### DATA TO USE ###

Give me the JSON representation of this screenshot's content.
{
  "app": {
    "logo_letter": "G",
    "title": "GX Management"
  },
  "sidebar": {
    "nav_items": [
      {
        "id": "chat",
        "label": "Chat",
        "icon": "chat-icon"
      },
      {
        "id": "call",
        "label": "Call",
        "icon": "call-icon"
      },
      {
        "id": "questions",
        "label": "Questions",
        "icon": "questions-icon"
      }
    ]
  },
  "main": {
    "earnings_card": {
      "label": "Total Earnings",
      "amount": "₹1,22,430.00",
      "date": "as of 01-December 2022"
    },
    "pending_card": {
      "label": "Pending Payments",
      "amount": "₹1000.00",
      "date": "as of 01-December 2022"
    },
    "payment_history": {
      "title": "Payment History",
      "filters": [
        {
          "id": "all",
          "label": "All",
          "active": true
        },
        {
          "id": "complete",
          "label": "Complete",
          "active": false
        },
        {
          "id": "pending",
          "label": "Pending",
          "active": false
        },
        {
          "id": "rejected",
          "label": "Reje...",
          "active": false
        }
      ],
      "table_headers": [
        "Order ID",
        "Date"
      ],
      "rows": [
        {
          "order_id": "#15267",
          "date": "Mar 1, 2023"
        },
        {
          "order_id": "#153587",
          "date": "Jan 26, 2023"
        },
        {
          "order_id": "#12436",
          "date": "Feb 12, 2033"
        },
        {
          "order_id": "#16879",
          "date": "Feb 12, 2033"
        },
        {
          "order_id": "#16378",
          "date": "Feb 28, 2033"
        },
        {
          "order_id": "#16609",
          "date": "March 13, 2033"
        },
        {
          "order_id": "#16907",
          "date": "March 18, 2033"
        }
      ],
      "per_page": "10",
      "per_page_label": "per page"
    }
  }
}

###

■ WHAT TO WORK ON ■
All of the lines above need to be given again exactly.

■ PROBLEM SOLUTION ■
Give me the JSON representation of this screenshot's content.
{
  "app": {
    "logo_letter": "G",
    "title": "GX Management"
  },
  "sidebar": {
    "nav_items": [
      {
        "id": "chat",
        "label": "Chat",
        "icon": "chat-icon"
      },
      {
        "id": "call",
        "label": "Call",
        "icon": "call-icon"
      },
      {
        "id": "questions",
        "label": "Questions",
        "icon": "questions-icon"
      }
    ]
  },
  "main": {
    "earnings_card": {
      "label": "Total Earnings",
      "amount": "₹1,22,430.00",
      "date": "as of 01-December 2022"
    },
    "pending_card": {
      "label": "Pending Payments",
      "amount": "₹1000.00",
      "date": "as of 01-December 2022"
    },
    "payment_history": {
      "title": "Payment History",
      "filters": [
        {
          "id": "all",
          "label": "All",
          "active": true
        },
        {
          "id": "complete",
          "label": "Complete",
          "active": false
        },
        {
          "id": "pending",
          "label": "Pending",
          "active": false
        },
        {
          "id": "rejected",
          "label": "Reje...",
          "active": false
        }
      ],
      "table_headers": [
        "Order ID",
        "Date"
      ],
      "rows": [
        {
          "order_id": "#15267",
          "date": "Mar 1, 2023"
        },
        {
          "order_id": "#153587",
          "date": "Jan 26, 2023"
        },
        {
          "order_id": "#12436",
          "date": "Feb 12, 2033"
        },
        {
          "order_id": "#16879",
          "date": "Feb 12, 2033"
        },
        {
          "order_id": "#16378",
          "date": "Feb 28, 2033"
        },
        {
          "order_id": "#16609",
          "date": "March 13, 2033"
        },
        {
          "order_id": "#16907",
          "date": "March 18, 2033"
        }
      ],
      "per_page": "10",
      "per_page_label": "per page"
    }
  }
}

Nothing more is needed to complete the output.